Which lines of the records below contain the word "true"? Show each one.

(Input)

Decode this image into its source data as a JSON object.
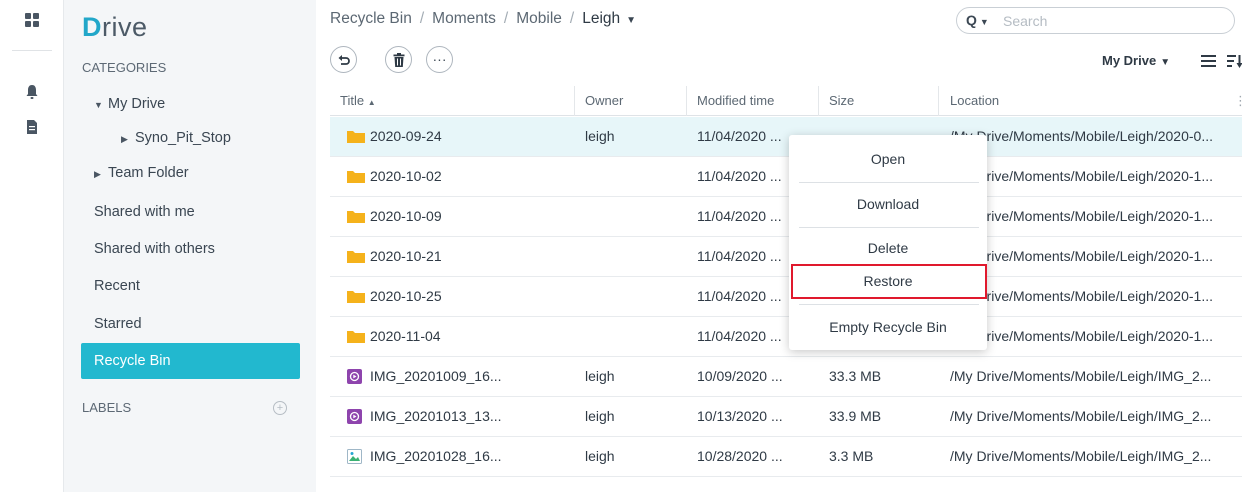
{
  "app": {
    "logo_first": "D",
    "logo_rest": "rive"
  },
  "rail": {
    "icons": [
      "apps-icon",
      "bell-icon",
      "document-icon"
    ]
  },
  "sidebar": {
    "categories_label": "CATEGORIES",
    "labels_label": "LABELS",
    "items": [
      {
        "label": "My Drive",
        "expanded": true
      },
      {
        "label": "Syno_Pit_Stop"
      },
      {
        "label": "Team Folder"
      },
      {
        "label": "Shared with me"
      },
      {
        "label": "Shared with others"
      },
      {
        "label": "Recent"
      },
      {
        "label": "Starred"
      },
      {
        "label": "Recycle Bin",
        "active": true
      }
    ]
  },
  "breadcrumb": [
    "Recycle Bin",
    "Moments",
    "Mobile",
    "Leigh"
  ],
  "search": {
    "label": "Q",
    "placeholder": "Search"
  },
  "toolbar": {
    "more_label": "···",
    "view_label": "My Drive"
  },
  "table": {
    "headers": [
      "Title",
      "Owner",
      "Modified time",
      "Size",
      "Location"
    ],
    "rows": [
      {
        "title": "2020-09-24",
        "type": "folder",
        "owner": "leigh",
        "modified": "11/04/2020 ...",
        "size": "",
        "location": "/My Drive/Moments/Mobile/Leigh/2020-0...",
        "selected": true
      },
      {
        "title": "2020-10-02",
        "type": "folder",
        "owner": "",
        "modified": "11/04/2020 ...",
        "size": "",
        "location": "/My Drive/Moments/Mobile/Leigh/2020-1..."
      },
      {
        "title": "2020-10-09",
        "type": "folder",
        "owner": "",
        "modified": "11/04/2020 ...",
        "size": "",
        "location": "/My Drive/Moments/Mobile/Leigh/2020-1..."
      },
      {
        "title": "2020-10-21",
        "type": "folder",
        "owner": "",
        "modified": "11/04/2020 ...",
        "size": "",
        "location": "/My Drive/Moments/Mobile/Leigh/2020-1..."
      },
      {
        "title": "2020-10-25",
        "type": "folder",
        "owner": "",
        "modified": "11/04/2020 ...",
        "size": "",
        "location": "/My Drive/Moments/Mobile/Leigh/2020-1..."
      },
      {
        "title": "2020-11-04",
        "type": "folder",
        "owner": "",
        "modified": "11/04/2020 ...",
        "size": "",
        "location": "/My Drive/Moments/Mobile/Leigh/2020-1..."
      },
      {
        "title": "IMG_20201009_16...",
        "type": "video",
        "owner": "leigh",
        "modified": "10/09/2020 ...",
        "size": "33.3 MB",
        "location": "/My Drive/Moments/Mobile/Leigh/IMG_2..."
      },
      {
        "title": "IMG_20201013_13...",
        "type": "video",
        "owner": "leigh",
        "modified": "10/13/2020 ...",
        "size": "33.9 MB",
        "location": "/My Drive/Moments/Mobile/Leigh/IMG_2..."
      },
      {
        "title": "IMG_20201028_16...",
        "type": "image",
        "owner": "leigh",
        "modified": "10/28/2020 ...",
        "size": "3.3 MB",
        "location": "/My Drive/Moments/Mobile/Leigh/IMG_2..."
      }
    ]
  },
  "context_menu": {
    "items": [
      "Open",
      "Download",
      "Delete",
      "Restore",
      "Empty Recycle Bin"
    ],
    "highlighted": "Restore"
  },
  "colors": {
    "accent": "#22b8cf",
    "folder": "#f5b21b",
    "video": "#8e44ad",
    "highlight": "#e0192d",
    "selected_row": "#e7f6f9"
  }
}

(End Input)
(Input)

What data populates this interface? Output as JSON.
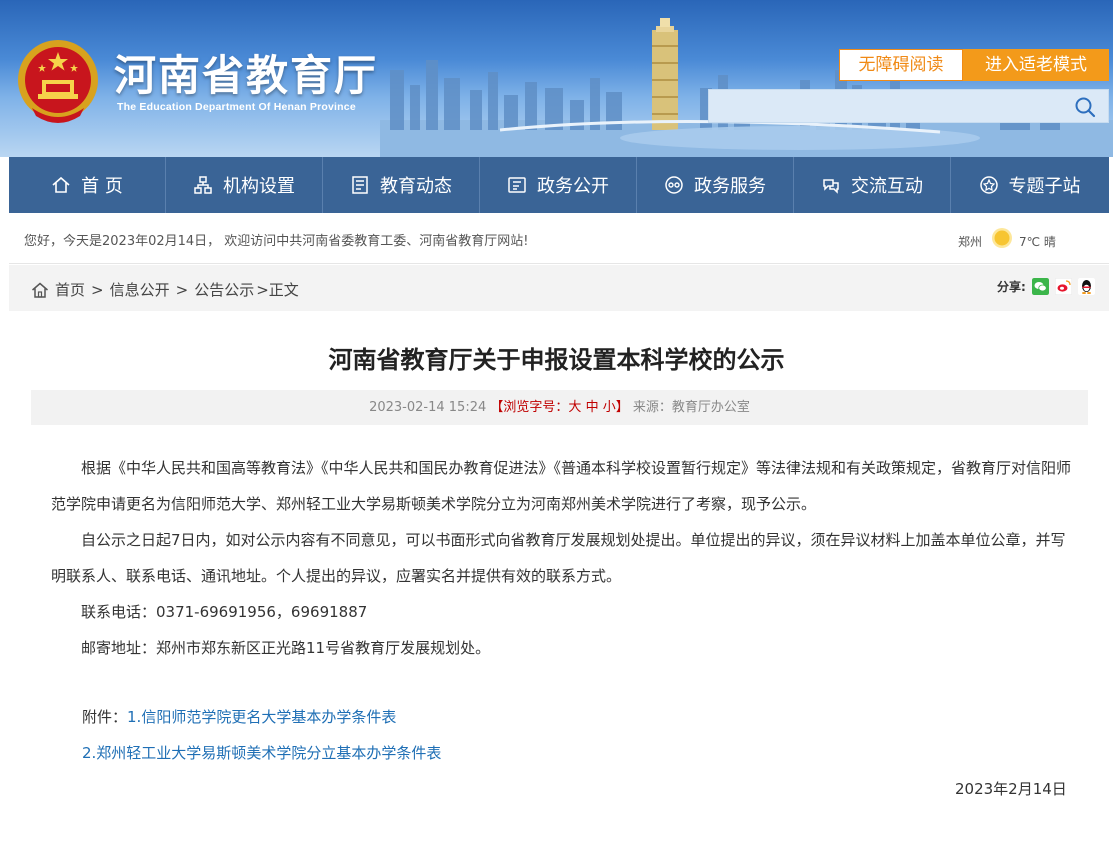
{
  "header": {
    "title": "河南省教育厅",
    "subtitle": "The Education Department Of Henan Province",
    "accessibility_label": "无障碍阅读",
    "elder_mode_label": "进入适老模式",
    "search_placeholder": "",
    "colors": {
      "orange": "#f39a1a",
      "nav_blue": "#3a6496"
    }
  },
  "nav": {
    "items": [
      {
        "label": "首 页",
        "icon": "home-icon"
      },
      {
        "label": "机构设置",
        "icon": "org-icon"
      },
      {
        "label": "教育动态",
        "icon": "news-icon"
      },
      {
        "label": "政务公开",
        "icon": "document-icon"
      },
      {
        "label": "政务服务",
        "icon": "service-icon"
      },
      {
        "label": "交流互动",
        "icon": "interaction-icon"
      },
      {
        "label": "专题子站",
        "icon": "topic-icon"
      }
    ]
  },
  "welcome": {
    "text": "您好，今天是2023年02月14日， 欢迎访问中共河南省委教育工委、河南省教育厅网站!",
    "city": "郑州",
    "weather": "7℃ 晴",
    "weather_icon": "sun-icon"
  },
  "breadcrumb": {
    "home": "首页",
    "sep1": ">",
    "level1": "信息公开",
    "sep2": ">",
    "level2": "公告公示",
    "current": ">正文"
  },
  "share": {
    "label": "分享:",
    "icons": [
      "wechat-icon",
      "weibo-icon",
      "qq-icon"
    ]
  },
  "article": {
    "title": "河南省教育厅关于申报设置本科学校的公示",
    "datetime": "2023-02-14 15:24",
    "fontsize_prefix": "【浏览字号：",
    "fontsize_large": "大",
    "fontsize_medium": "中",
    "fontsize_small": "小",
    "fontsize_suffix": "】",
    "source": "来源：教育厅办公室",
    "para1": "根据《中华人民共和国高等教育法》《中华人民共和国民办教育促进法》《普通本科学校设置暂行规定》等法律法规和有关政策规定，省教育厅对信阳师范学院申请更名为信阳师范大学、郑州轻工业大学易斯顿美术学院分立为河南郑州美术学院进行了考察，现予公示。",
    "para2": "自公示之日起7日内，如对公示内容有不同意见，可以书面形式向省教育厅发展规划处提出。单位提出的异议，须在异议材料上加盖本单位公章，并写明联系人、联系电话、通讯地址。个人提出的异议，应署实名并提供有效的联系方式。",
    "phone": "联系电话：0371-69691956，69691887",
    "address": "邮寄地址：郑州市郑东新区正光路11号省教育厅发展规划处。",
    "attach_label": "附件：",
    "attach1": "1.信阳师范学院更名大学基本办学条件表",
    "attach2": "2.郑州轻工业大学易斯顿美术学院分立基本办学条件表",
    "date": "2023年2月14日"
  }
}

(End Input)

* _Worked solution_:
        "expanded": true
        "active": true
        "selected": true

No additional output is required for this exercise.